Article first published as Book Review: ‘East of Coker’ by Andy Owen on Blogcritics.
“East of Coker” is the second book by Andy Owen that I have reviewed. Like the first book, “Invective,” it is excellent. It is also, however, completely different. Unlike “Invective,” “East of Coker” is not a spy novel or even a thriller—it is instead a very unique approach to a human interest piece about veterans returning from the war on terror and the resulting post traumatic stress disorder (PTSD) that affects many. “East of Coker” is written as if you are reading the journal of a British veteran as he writes both in the present-day, and also shares entries from his experiences overseas in Iraq and his return back to civilized society. Instead of taking the more common approach to these issues and tying down the reader with medical terminology and theory, Owen takes the reader into the veteran’s head by using the narrator’s journal entries to tell the story. Once again, Owens knowledge of the subject matter is excellent, and whether it’s from research or first-hand experience, I do not know. One of the characters, Ali, the veteran’s former interpreter, is an incredibly believable character who seems to be a little on the pudgy side, and finds it almost annoyingly funny to say “knock knock” at tent doors. Little tidbits like this make the story feel real and break up the generally depressing feeling of the book.
Perhaps it is because the book is being told from a British perspective, or perhaps it is because Owen is such a good writer, but “East of Coker” is not burdened with the typical glorification or sexiness of war, romance, violence, and drama typically seen in American literature and film covering similar subject matter. Not that these issues are not addressed in the book. It also somehow manages to do justice to the issue of PTSD without politicizing it, with great lines like:
“They don’t realize it’s not that we have experienced something different over there, that we get exposed to something alien to their lives, it is that being over there showed us the chaos that exists everywhere when the happy illusions of our society are stripped away.”
It is clear that Andy either has personal experience with the issues or has done a great deal of research on veterans. The short 63 pages of the book are full of lines like this that show the author’s knowledge and familiarity with both PTSD and the war on terror.

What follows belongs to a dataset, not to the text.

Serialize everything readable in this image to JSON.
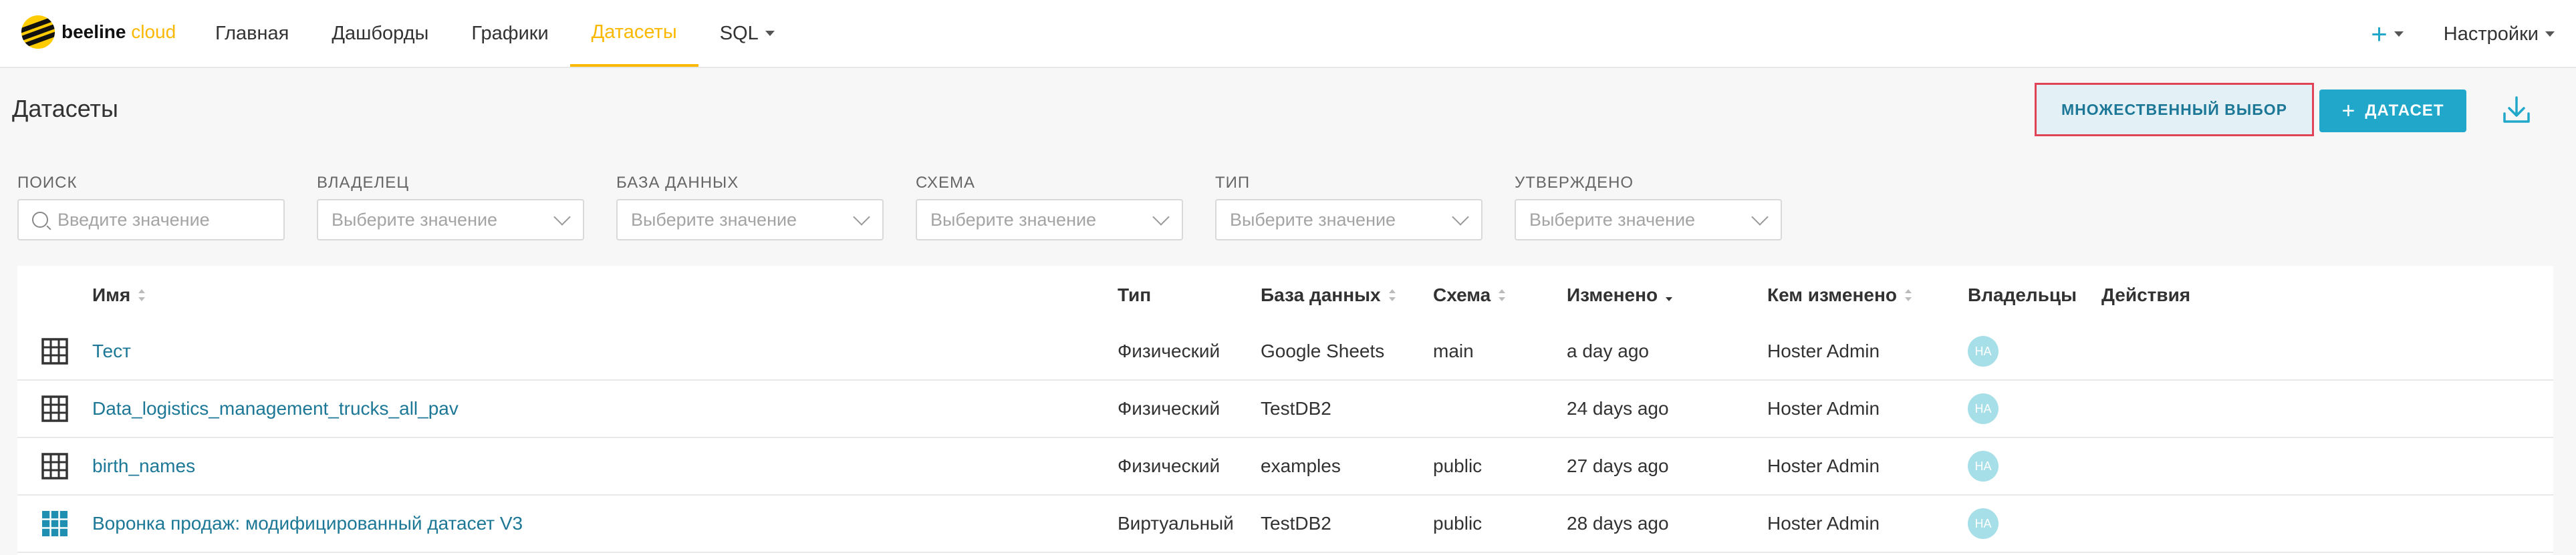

While “East of Coker” by Andy Owen is excellent, I do not know that it will appeal to everyone. There is definitely an audience, however, that will greatly appreciate this book. The educated veteran and those hoping to understand veterans returning from the recent wars will find this book greatly beneficial. Also, anyone interested in a first-person perspective of PTSD. Ultimately, it is an excellent book and I greatly appreciate what he is trying to do for veterans and other with PTSD.